Cassie Majestic, MD
Kristi L. Koenig, MD
Photo Credit: Tony Coppolino Fire Chief, Fountain Valley Fire Department
Wildfires are an annual expected disaster in Southern California due to the intense heat, drought, and powerful winds. While wildfires can be classified “natural” disasters due to their prompting by lightning, sparks from rock fall, or spontaneous combustion, they are frequently not a natural occurrence. Human activity is commonly involved in wildfires and involvement includes arson, sparks from equipment, cigarette sparks, campfires left burning, and the effects of deforestation and global warming.
The heat wave and severe Santa Ana wind conditions in early May 2014 caused an eruption of wildfires in San Diego County including Carlsbad, Oceanside, San Marcos, and areas of Camp Pendleton, a military base. The aftermath of the fires in San Diego County included evacuation for thousands of people, loss of property, injuries, and one documented fatality. In addition to direct damage from the fires, they indirectly prompted health advisories in both Orange and Los Angeles counties secondary to emission of significant amounts of smoke. Only recently have firefighters been able to contain the wildfires that burned across California in early May, part of this success due to the onset of cooler temperatures. While some of the fires have been deemed accidental, others are still under investigation.
A little known fact is the origin of the Incident Command System (ICS)– a critical tool for the management of a large scale threat such as a wildfire in a densely population area. FIRESCOPE, or FIrefighting REsources of Southern California Organized for Potential Emergencies, is a system that was developed in 1972 after a massive set of wild fires in the Southern California region that led to the need for resources from multiple jurisdictions. This program is designed to improve efficiency and arrangement of various fire services when responding to disasters. The primary organization of FIRESCOPE is to provide mutual aid, and facilitate cooperation between multiple fire stations and personnel. The concept of mutual aid involves an incremental system of mobilization of resources. Specifically, additional fire services are mobilized to the area in need without severe depletion of rescue defenses outside the disaster area. Typically this mobilization occurs in ascending order from local to county to region to inter-region. A large portion of the program includes the ICS, which is a flexible system that helps coordinate procedures for those on-site, and aids in control of the operations. The occurrence of such a disaster therefore provides a unique opportunity for firefighters, healthcare workers, and law enforcement personnel to work together in organizing a plan of resolution.

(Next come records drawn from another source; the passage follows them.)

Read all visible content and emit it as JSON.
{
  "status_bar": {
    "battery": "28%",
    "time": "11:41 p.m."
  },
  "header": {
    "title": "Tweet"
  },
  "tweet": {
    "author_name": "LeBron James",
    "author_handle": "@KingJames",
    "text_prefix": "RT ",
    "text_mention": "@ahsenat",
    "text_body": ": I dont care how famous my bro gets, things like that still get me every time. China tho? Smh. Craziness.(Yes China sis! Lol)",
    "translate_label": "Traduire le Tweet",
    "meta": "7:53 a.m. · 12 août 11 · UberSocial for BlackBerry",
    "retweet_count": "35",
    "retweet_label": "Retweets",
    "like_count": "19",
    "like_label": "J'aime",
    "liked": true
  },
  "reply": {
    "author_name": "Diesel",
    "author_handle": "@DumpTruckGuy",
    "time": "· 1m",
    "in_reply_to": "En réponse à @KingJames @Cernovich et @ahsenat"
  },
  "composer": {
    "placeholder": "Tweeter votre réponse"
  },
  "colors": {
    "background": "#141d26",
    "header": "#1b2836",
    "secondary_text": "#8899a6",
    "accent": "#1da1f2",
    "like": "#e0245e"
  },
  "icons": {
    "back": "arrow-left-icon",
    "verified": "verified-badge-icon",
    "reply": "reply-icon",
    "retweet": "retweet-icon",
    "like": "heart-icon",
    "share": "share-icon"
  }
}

With a well-rehearsed ICS in place such as is the case in Southern California, wildfires are much more manageable. The ICS includes procedures for accepting mutual aid and allows for appropriate organization and communication during a time where many personnel are needed for successful disaster management.